With 66,000 people in attendance, it’s hard to know, but I think Shep was probably right. We were probably the only two people in the stadium discussing US asylum policy as the Patriots scored their first touchdown of the day.

A couple months earlier, Shep and I were sitting in these same seats, discussing how Centers for Medicare and Medicaid Services Administrator Seema Verma had tweeted a photo of a T-shirt printed with “Medicare for all,” calling it “this year’s scariest Halloween costume.”

We were both appalled at the stupidity and immaturity of such a tweet.

We were definitely the only two people in the stadium discussing Seema Verma that day.

When giving advice to my fifth grade students on middle school, I always tell them to find their people.
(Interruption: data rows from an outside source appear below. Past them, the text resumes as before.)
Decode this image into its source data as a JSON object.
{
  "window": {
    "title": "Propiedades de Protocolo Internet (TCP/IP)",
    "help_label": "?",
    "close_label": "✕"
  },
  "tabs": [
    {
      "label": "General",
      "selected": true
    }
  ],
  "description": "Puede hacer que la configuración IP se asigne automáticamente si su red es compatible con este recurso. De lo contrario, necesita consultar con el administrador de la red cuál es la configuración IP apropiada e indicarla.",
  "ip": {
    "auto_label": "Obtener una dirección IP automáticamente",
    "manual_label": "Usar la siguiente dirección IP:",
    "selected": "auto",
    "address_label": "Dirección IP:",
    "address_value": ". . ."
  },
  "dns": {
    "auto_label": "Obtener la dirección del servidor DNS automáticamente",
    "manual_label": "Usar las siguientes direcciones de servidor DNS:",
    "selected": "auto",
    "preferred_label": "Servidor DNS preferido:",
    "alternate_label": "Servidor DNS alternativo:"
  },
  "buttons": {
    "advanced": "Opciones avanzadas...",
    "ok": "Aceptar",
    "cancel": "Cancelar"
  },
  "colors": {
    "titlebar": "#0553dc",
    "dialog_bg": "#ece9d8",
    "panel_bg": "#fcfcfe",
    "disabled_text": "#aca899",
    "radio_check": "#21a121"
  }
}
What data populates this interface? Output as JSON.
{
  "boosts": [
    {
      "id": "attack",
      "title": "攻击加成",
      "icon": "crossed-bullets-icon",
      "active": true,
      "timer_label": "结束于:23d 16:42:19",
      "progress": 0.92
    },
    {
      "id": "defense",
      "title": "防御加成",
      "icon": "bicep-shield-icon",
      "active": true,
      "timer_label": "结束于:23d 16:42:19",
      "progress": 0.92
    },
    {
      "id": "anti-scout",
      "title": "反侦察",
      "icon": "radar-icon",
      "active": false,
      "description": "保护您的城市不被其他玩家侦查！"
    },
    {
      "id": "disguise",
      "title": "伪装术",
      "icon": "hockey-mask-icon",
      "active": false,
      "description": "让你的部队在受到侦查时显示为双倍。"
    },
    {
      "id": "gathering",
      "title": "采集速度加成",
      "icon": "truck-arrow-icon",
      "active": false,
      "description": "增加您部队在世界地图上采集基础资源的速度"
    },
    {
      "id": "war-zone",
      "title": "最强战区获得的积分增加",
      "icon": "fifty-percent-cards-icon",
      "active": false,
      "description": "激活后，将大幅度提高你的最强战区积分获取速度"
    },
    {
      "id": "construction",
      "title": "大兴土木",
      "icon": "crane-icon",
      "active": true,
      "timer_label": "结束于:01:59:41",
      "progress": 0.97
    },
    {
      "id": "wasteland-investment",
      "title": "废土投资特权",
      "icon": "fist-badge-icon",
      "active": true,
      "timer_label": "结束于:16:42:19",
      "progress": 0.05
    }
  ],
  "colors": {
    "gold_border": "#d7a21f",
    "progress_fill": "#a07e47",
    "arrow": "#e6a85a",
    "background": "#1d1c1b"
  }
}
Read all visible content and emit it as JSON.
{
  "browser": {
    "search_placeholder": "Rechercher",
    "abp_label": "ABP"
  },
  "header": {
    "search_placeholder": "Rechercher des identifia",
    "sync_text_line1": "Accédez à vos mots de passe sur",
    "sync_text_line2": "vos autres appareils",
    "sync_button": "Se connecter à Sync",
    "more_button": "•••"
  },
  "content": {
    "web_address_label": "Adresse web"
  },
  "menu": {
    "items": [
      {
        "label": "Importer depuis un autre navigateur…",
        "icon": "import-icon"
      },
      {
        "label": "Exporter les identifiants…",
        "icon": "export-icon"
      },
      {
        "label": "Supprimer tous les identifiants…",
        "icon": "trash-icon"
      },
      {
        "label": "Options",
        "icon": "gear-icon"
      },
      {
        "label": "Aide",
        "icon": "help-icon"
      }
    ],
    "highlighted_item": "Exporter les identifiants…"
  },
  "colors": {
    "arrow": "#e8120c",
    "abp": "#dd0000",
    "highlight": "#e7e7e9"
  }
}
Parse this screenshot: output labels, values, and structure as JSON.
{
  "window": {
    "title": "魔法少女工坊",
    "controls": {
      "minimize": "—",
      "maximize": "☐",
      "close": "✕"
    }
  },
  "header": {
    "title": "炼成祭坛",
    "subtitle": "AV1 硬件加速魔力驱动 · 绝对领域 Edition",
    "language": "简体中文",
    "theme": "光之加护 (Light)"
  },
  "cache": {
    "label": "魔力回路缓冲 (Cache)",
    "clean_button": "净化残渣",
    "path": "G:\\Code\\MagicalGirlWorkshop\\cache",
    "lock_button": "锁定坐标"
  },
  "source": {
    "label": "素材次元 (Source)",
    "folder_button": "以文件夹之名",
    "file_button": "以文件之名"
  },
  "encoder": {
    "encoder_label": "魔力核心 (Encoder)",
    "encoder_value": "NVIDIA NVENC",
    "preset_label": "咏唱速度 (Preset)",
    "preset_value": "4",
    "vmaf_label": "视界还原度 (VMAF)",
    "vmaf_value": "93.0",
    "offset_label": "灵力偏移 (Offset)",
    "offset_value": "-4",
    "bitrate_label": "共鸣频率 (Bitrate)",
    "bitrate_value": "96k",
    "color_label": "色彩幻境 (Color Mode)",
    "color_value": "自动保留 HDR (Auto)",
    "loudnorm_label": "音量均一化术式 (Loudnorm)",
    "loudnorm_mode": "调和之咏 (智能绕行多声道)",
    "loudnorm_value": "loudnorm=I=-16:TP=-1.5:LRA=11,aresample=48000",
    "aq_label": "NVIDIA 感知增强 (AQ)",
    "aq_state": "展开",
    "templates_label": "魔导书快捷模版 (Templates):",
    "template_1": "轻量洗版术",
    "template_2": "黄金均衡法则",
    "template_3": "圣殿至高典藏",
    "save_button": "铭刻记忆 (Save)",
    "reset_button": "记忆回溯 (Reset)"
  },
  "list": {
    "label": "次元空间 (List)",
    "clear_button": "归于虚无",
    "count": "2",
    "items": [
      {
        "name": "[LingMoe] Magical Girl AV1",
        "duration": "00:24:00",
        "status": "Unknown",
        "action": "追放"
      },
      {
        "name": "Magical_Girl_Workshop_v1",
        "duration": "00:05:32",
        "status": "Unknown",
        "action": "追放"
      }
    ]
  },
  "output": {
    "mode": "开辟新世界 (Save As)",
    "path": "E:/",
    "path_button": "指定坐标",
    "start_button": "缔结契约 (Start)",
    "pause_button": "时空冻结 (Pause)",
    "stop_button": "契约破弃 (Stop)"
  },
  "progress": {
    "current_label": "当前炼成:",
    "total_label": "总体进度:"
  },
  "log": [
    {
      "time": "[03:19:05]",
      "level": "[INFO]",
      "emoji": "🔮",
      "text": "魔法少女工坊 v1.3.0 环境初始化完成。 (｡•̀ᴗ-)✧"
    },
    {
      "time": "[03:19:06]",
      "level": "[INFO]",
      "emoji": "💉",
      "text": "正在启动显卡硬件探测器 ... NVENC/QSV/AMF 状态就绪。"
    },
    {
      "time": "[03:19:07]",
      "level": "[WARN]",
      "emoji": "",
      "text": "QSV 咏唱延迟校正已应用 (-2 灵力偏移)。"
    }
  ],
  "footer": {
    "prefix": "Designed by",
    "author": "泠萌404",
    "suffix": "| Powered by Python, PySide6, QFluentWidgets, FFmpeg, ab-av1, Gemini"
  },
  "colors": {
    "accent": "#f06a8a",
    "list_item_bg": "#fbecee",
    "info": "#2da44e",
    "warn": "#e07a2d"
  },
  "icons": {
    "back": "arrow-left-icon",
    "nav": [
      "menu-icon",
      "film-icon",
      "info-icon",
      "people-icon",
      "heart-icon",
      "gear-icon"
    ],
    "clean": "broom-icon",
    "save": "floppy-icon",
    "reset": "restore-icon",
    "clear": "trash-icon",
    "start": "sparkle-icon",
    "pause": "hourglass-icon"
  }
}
After spending six years in elementary school with the same group of 100 kids, my students are about enter a much larger school and meet many new people. Though it may seem scary at first, I tell them to be excited. “It’s your chance to find friends who really understand you. People who like the kinds of things you like. Believe in the same tings you believe. It’s your chance to find new friends who get you. Find your people.”

My wife Elysha famously did this in high school, finding a group of incredibly diverse friends who she adored. Cool kids and misfits. Theater kids and writers. A guy named Chainsaw. Elysha found her people when she was a teenager, and she’s spent her life adding to that rich cast of characters who she now calls friends.

And I found Shep when he hired me to DJ his wedding back in August of 2000. His marriage didn’t last but our friendship thankfully has endured. And as much as I enjoy sitting in that stadium, watching the Patriots play, a large part of the joy is the day that I spend with Shep, talking about football and friends. Family and work. Writing and politics.

Including John Roberts’ recent ruling on American asylum policy under the Trump administration.

It’s important to find your people. Identify the individuals in this world who get you and hold on tight. Make the effort to remain connected.

It’s hard to find someone who can discuss the intricacies of the American healthcare industry while simultaneously threatening the life of a referee over a pass interference call, debating the flawed feminism in the Wonder Woman film, and shouting at a Baltimore Ravens fan to shut his trap.

I found my people.

I hope you have, too.